INSTRUCTIONS FOR THE TASK — In the listing that follows, how many lines contain "name"? Give the number only.
—————
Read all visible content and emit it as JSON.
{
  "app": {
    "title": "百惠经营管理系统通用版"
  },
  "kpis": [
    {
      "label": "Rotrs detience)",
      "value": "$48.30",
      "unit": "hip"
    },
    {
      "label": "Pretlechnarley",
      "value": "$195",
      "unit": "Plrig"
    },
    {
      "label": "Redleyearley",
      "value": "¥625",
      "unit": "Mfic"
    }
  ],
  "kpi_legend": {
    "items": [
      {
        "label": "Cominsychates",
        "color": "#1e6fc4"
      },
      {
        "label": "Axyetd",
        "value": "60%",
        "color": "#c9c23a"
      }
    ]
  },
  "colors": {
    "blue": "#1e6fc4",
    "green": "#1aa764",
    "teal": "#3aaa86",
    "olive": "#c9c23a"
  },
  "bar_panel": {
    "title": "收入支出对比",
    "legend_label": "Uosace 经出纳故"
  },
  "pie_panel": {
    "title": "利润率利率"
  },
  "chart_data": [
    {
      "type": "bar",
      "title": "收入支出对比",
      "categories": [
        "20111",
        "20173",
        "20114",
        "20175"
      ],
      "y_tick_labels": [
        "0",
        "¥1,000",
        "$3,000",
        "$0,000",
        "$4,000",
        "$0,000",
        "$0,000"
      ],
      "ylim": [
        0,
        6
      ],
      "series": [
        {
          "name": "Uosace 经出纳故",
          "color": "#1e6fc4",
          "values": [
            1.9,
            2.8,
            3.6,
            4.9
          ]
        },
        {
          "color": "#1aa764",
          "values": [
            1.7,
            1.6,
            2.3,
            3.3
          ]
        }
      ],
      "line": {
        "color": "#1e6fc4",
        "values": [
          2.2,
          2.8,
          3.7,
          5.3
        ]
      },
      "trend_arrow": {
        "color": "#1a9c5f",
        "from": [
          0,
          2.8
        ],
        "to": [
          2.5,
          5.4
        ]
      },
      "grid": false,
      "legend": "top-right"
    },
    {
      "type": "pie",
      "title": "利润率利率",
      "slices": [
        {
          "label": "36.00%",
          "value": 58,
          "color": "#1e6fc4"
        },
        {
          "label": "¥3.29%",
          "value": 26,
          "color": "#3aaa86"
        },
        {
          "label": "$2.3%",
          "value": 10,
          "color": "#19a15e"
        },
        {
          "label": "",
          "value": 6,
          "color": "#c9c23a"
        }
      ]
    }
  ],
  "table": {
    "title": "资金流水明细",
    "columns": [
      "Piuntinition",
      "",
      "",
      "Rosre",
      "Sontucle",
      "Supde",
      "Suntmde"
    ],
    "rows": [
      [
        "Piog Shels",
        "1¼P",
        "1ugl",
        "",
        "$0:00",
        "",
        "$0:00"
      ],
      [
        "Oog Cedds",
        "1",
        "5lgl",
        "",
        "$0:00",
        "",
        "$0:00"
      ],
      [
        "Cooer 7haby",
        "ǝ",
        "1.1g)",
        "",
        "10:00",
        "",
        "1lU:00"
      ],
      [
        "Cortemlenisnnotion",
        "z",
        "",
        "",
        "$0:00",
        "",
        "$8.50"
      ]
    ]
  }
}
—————
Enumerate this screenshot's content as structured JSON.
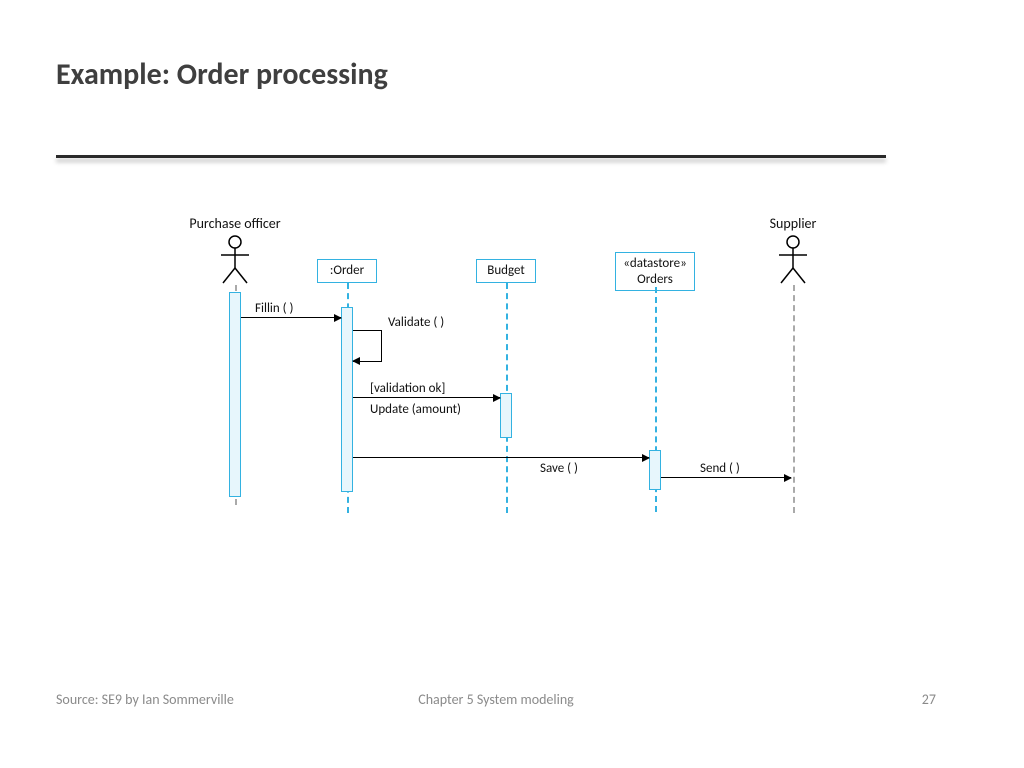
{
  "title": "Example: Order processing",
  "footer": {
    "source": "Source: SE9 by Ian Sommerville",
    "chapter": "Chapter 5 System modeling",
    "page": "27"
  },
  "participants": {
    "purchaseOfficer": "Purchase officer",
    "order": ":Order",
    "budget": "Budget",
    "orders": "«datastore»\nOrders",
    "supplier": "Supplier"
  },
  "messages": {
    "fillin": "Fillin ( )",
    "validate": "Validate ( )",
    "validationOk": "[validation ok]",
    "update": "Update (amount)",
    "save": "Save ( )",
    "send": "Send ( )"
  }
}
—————
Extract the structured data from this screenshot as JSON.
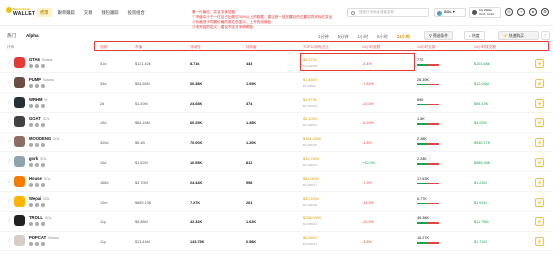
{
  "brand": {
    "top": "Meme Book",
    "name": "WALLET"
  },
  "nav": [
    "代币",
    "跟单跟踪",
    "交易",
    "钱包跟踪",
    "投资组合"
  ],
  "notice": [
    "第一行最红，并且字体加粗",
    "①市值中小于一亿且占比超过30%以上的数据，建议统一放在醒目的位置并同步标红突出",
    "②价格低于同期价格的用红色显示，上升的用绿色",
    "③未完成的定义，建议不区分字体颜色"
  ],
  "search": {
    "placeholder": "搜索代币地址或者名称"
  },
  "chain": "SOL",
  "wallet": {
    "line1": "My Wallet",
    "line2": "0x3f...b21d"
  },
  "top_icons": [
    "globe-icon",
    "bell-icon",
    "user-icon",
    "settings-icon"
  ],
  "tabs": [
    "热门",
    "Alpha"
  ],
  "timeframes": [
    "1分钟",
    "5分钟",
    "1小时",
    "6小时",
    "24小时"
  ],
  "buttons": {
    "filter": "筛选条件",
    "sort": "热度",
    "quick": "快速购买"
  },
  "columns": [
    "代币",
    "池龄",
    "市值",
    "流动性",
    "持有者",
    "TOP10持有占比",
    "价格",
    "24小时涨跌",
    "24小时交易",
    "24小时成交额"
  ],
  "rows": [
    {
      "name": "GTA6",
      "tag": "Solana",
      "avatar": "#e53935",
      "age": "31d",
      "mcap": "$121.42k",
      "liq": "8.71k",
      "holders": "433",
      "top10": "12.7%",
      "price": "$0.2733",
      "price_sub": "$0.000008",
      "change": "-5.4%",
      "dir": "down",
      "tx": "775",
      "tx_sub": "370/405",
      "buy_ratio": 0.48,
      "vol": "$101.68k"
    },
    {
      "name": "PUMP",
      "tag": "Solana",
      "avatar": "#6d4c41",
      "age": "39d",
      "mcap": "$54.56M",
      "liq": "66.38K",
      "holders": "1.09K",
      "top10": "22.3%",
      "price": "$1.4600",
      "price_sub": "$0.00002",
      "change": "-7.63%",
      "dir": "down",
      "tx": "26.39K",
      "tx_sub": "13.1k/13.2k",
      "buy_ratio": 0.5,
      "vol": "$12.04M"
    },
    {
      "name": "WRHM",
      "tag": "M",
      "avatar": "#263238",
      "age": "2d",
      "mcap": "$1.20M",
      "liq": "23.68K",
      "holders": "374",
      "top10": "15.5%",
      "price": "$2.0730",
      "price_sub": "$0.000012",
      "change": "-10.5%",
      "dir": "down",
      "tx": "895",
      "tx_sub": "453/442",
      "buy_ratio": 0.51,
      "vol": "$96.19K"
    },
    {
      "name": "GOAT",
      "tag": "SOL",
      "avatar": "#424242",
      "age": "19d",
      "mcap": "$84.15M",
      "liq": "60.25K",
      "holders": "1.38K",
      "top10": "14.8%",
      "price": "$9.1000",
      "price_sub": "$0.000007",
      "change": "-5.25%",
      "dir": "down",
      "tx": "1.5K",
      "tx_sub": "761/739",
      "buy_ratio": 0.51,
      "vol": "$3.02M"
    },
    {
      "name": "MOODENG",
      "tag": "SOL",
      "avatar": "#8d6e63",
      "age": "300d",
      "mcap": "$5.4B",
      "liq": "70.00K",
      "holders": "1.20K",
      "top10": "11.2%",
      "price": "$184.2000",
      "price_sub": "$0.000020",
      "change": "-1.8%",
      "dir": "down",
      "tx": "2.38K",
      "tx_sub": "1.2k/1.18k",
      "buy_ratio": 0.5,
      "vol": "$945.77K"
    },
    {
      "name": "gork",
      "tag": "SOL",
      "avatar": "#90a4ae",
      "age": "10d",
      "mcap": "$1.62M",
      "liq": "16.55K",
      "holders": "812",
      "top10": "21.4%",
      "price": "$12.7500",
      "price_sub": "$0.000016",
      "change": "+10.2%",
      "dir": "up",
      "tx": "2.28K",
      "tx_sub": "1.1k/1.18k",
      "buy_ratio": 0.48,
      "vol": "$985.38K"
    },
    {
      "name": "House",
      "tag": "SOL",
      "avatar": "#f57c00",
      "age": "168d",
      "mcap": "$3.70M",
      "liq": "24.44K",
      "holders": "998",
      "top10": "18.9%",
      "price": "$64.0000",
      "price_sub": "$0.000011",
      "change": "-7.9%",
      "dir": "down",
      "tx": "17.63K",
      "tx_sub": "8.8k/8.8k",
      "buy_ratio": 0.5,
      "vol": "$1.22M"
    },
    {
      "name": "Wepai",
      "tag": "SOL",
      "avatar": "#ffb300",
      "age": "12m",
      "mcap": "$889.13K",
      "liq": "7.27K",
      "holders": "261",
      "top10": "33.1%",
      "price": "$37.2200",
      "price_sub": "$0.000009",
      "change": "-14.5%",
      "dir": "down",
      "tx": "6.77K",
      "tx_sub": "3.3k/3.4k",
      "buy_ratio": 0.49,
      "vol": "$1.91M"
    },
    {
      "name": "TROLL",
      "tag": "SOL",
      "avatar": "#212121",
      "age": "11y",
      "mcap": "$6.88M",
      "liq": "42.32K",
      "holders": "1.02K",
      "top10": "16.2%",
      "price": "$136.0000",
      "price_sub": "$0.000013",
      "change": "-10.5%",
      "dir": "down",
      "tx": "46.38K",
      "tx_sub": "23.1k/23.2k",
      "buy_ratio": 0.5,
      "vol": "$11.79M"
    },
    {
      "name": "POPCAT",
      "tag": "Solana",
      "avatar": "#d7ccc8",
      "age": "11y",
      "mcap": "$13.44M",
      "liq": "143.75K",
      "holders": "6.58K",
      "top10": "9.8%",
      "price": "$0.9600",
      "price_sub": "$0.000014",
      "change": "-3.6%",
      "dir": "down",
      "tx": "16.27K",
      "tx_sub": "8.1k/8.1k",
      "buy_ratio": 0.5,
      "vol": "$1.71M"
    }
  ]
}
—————
RESULT BELOW — 12